By then, Mr. Hamlisch's music has all but petered out. While his score can be melodic, especially as peppily orchestrated, it's niggardly. Take away the pageant's pastiche show-biz numbers, and there's not a lot left. Mr. Ashman's impressively crafted lyrics, by contrast, sometimes achieve the sophisticated wit to which the music barely aspires. But just as Mr. Hamlisch's kick-line numbers for the contestants invite unflattering comparisons to ''A Chorus Line,'' so Mr. Ashman's most substantial character lyric, an ironic treatment of the plastic values enshrined by ''Disneyland,'' is a less subtle variation on a similarly sardonic anthem to 1950's suburbia, ''Somewhere That's Green,'' in his ''Little Shop.''
It's debatable whether Mr. Ashman was wise to direct ''Smile'' in addition to writing it. Perhaps another, more objective eye might have seen that Act II employs tedious talk where songs might have lightened the narrative load. While his staging is proficient, Mr. Ashman has miscast Michael O'Gorman in the show's choicest comic role (the cynical pageant choreographer wonderfully played by Michael Kidd in the film) and misdirected his two gifted young stars. Anne Marie Bobby, as the most innocent contestant, and Jodi Benson, as the worldliest, have been encouraged to emphasize single personality traits to the point where their performances flatten out. (One keeps hoping someone might tickle the fine but impossibly earnest Ms. Bobby to lighten her up.) The other 14 contestants, however competently played, are usually indistinct, though Ms. Waterbury and Mr. McCarthy find some warmth in the patronizingly presented Freelanders.

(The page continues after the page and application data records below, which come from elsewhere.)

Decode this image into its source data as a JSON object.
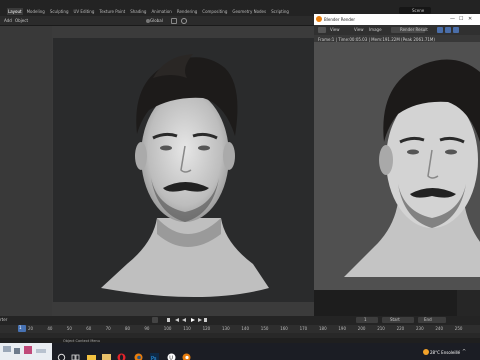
{
  "topbar": {
    "tabs": [
      "Layout",
      "Modeling",
      "Sculpting",
      "UV Editing",
      "Texture Paint",
      "Shading",
      "Animation",
      "Rendering",
      "Compositing",
      "Geometry Nodes",
      "Scripting"
    ],
    "active_tab": "Layout",
    "scene": "Scene"
  },
  "toolbar": {
    "add": "Add",
    "object": "Object",
    "orientation": "Global"
  },
  "render_window": {
    "title": "Blender Render",
    "menu_view": "View",
    "menu_view2": "View",
    "menu_image": "Image",
    "slot": "Render Result",
    "stats": "Frame:1 | Time:00:05.03 | Mem:191.22M (Peak 2061.71M)"
  },
  "timeline": {
    "label": "rter",
    "current_frame": "1",
    "frame_value": "1",
    "start_label": "Start",
    "start_value": "1",
    "end_label": "End",
    "end_value": "250",
    "ticks": [
      "20",
      "40",
      "50",
      "60",
      "70",
      "80",
      "90",
      "100",
      "110",
      "120",
      "130",
      "140",
      "150",
      "160",
      "170",
      "180",
      "190",
      "200",
      "210",
      "220",
      "230",
      "240",
      "250"
    ]
  },
  "statusbar": {
    "hint": "Object Context Menu"
  },
  "taskbar": {
    "temperature": "28°C",
    "weather": "Ensoleillé"
  },
  "colors": {
    "accent": "#4772b3",
    "blender_orange": "#e87d0d"
  }
}
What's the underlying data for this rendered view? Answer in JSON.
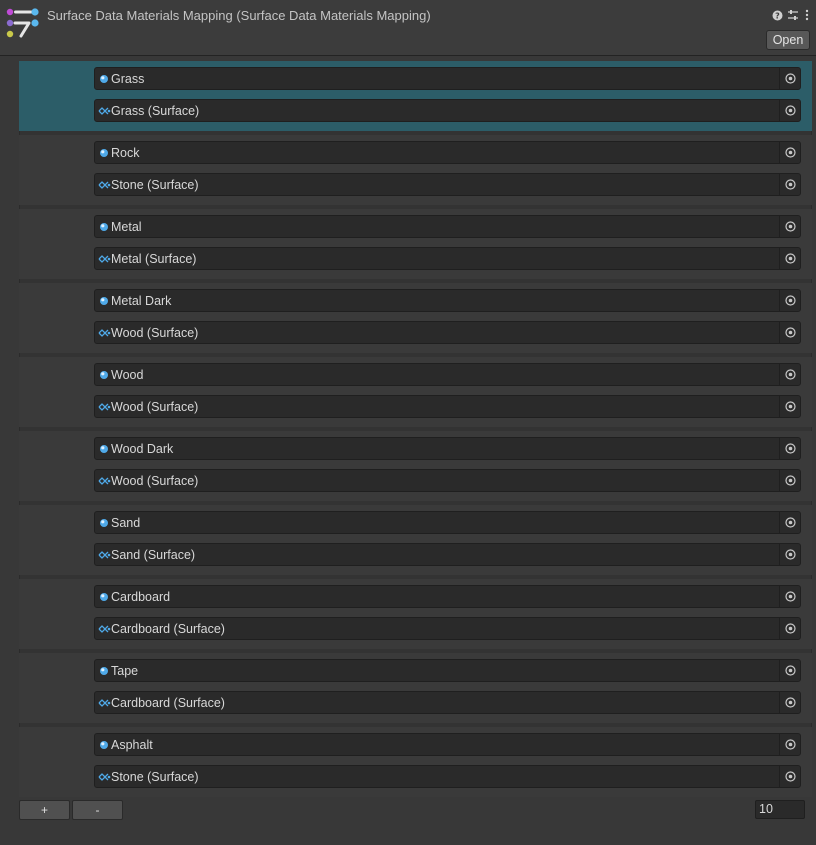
{
  "header": {
    "title": "Surface Data Materials Mapping (Surface Data Materials Mapping)",
    "open_label": "Open",
    "icons": [
      "help-icon",
      "settings-sliders-icon",
      "more-vert-icon"
    ]
  },
  "colors": {
    "selected_row": "#2c5d68",
    "material_icon": "#4fa9e8",
    "surface_icon": "#4fa9e8"
  },
  "list": {
    "elements": [
      {
        "material": "Grass",
        "surface": "Grass (Surface)",
        "selected": true
      },
      {
        "material": "Rock",
        "surface": "Stone (Surface)"
      },
      {
        "material": "Metal",
        "surface": "Metal (Surface)"
      },
      {
        "material": "Metal Dark",
        "surface": "Wood (Surface)"
      },
      {
        "material": "Wood",
        "surface": "Wood (Surface)"
      },
      {
        "material": "Wood Dark",
        "surface": "Wood (Surface)"
      },
      {
        "material": "Sand",
        "surface": "Sand (Surface)"
      },
      {
        "material": "Cardboard",
        "surface": "Cardboard (Surface)"
      },
      {
        "material": "Tape",
        "surface": "Cardboard (Surface)"
      },
      {
        "material": "Asphalt",
        "surface": "Stone (Surface)"
      }
    ]
  },
  "footer": {
    "add_label": "+",
    "remove_label": "-",
    "count": "10"
  }
}
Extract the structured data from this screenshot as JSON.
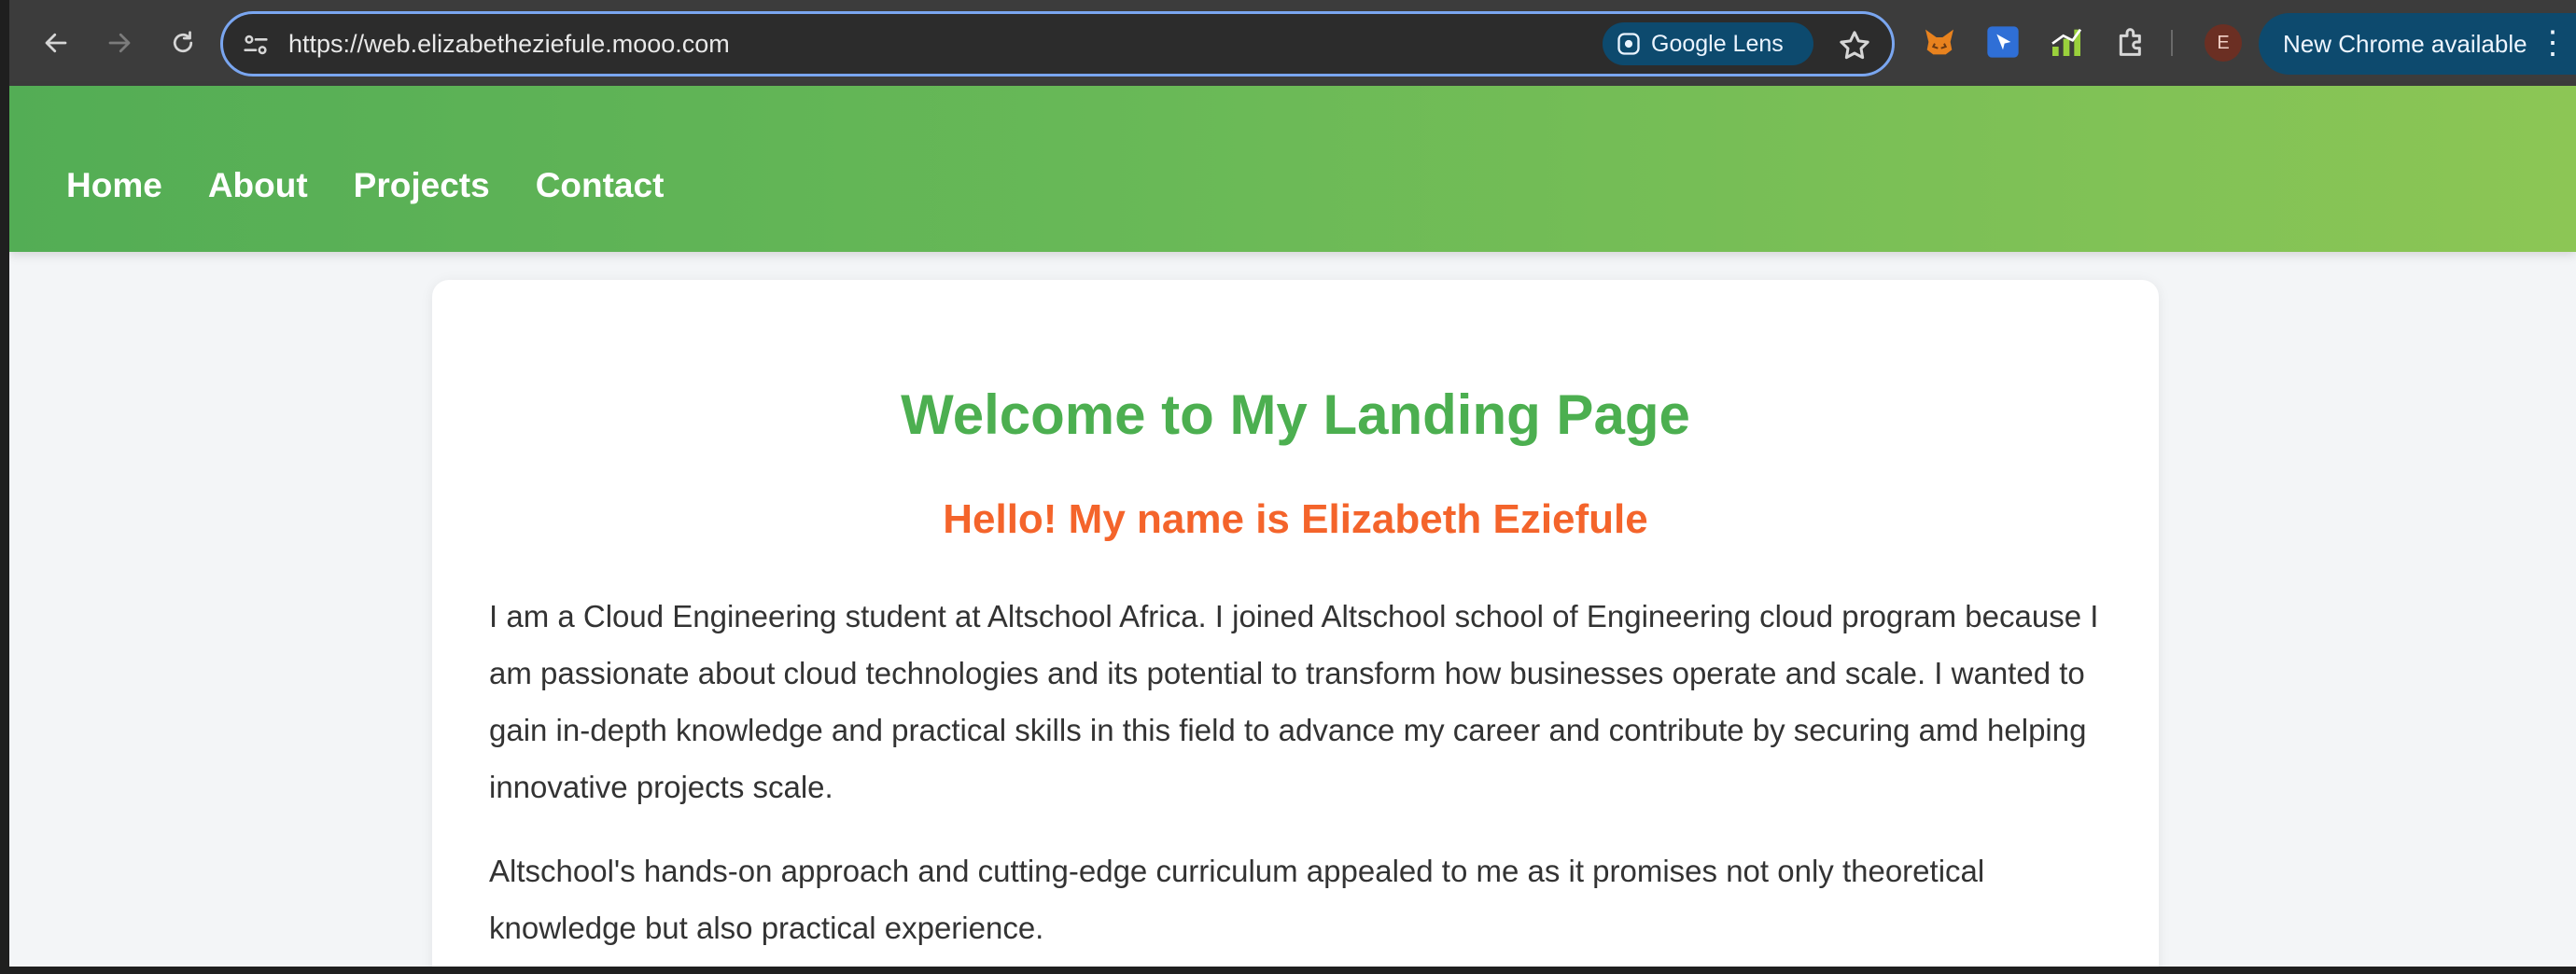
{
  "browser": {
    "url": "https://web.elizabetheziefule.mooo.com",
    "lens_label": "Google Lens",
    "avatar_letter": "E",
    "update_label": "New Chrome available",
    "menu_glyph": "⋮",
    "icons": [
      "back-arrow-icon",
      "forward-arrow-icon",
      "reload-icon",
      "site-info-icon",
      "google-lens-icon",
      "bookmark-star-icon",
      "metamask-fox-icon",
      "cursor-extension-icon",
      "signal-bars-extension-icon",
      "extensions-puzzle-icon",
      "chrome-menu-icon"
    ]
  },
  "site": {
    "nav": [
      "Home",
      "About",
      "Projects",
      "Contact"
    ],
    "title": "Welcome to My Landing Page",
    "subtitle": "Hello! My name is Elizabeth Eziefule",
    "paragraphs": [
      "I am a Cloud Engineering student at Altschool Africa. I joined Altschool school of Engineering cloud program because I am passionate about cloud technologies and its potential to transform how businesses operate and scale. I wanted to gain in-depth knowledge and practical skills in this field to advance my career and contribute by securing amd helping innovative projects scale.",
      "Altschool's hands-on approach and cutting-edge curriculum appealed to me as it promises not only theoretical knowledge but also practical experience."
    ]
  },
  "colors": {
    "header_gradient_start": "#53ad55",
    "header_gradient_end": "#8cc655",
    "title": "#4caf50",
    "subtitle": "#f4642b",
    "text": "#333333",
    "browser_chrome": "#3c3c3c",
    "accent_button": "#0d4a6e"
  }
}
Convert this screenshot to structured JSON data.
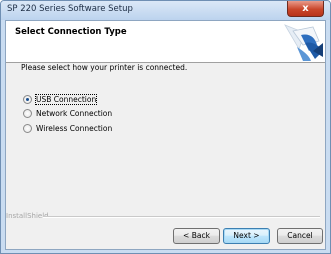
{
  "window": {
    "title": "SP 220 Series Software Setup",
    "close_glyph": "x"
  },
  "header": {
    "title": "Select Connection Type",
    "logo_icon": "printer-setup-logo"
  },
  "instruction": "Please select how your printer is connected.",
  "options": [
    {
      "label": "USB Connection",
      "selected": true
    },
    {
      "label": "Network Connection",
      "selected": false
    },
    {
      "label": "Wireless Connection",
      "selected": false
    }
  ],
  "footer": {
    "brand": "InstallShield",
    "back_label": "< Back",
    "next_label": "Next >",
    "cancel_label": "Cancel"
  },
  "colors": {
    "accent": "#1a4f8f",
    "close": "#c9472b"
  }
}
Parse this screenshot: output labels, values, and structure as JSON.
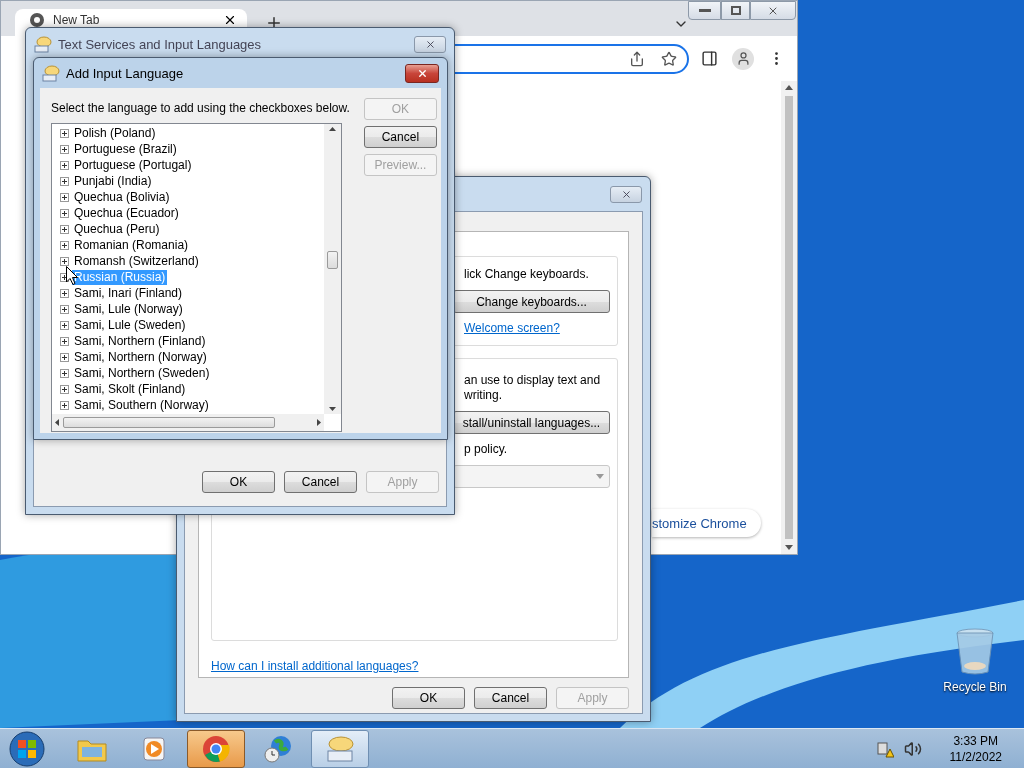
{
  "browser": {
    "tab": {
      "label": "New Tab",
      "selected": true
    },
    "customize_button": "stomize Chrome"
  },
  "language_dialog": {
    "keyboards_text": "lick Change keyboards.",
    "change_keyboards_button": "Change keyboards...",
    "welcome_link": "Welcome screen?",
    "display_text": "an use to display text and\nwriting.",
    "install_button": "stall/uninstall languages...",
    "policy_text": "p policy.",
    "help_link": "How can I install additional languages?",
    "buttons": [
      {
        "label": "OK",
        "disabled": false
      },
      {
        "label": "Cancel",
        "disabled": false
      },
      {
        "label": "Apply",
        "disabled": true
      }
    ]
  },
  "text_services_dialog": {
    "title": "Text Services and Input Languages",
    "buttons": [
      {
        "label": "OK",
        "disabled": false
      },
      {
        "label": "Cancel",
        "disabled": false
      },
      {
        "label": "Apply",
        "disabled": true
      }
    ]
  },
  "add_language_dialog": {
    "title": "Add Input Language",
    "instruction": "Select the language to add using the checkboxes below.",
    "buttons": [
      {
        "label": "OK",
        "disabled": true
      },
      {
        "label": "Cancel",
        "disabled": false
      },
      {
        "label": "Preview...",
        "disabled": true
      }
    ],
    "languages": [
      {
        "label": "Polish (Poland)",
        "selected": false,
        "expanded": false
      },
      {
        "label": "Portuguese (Brazil)",
        "selected": false,
        "expanded": false
      },
      {
        "label": "Portuguese (Portugal)",
        "selected": false,
        "expanded": false
      },
      {
        "label": "Punjabi (India)",
        "selected": false,
        "expanded": false
      },
      {
        "label": "Quechua (Bolivia)",
        "selected": false,
        "expanded": false
      },
      {
        "label": "Quechua (Ecuador)",
        "selected": false,
        "expanded": false
      },
      {
        "label": "Quechua (Peru)",
        "selected": false,
        "expanded": false
      },
      {
        "label": "Romanian (Romania)",
        "selected": false,
        "expanded": false
      },
      {
        "label": "Romansh (Switzerland)",
        "selected": false,
        "expanded": false
      },
      {
        "label": "Russian (Russia)",
        "selected": true,
        "expanded": false
      },
      {
        "label": "Sami, Inari (Finland)",
        "selected": false,
        "expanded": false
      },
      {
        "label": "Sami, Lule (Norway)",
        "selected": false,
        "expanded": false
      },
      {
        "label": "Sami, Lule (Sweden)",
        "selected": false,
        "expanded": false
      },
      {
        "label": "Sami, Northern (Finland)",
        "selected": false,
        "expanded": false
      },
      {
        "label": "Sami, Northern (Norway)",
        "selected": false,
        "expanded": false
      },
      {
        "label": "Sami, Northern (Sweden)",
        "selected": false,
        "expanded": false
      },
      {
        "label": "Sami, Skolt (Finland)",
        "selected": false,
        "expanded": false
      },
      {
        "label": "Sami, Southern (Norway)",
        "selected": false,
        "expanded": false
      }
    ]
  },
  "desktop_icons": [
    {
      "label": "Recycle Bin"
    }
  ],
  "taskbar": {
    "apps": [
      {
        "kind": "explorer",
        "flashing": false,
        "active": false
      },
      {
        "kind": "media",
        "flashing": false,
        "active": false
      },
      {
        "kind": "chrome",
        "flashing": true,
        "active": false
      },
      {
        "kind": "globe",
        "flashing": false,
        "active": false
      },
      {
        "kind": "keyboard",
        "flashing": false,
        "active": true
      }
    ],
    "clock": {
      "time": "3:33 PM",
      "date": "11/2/2022"
    }
  }
}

The designers - Douglas W. Schmidt (scenery), Paul Gallo (lighting), William Ivey Long (costumes) - airily capture both the pink-and-aquamarine ambiance of middle-class, small-town California and the storybook whimsy of old-time musicals, until they, too, must plunge into darkness. But just before that Act II descent, the authors and company unite in the number that most reveals what might have been. Led by Dick Patterson as the fiendishly smarmy third-rate television ''personality'' who serves as the pageant emcee, the girls sing a title song that not only delivers the show's satirical point but does so in levitating emulation of the same brassy show-biz style that's being sent up. For those few minutes, an audience feels how much fun it once was to watch ''I Believe in You'' in ''How to Succeed'' or ''The Telephone Hour'' in ''Bye Bye Birdie.'' Too many of the other smiles in ''Smile,'' like those of its beauty-pageant contestants, are forced.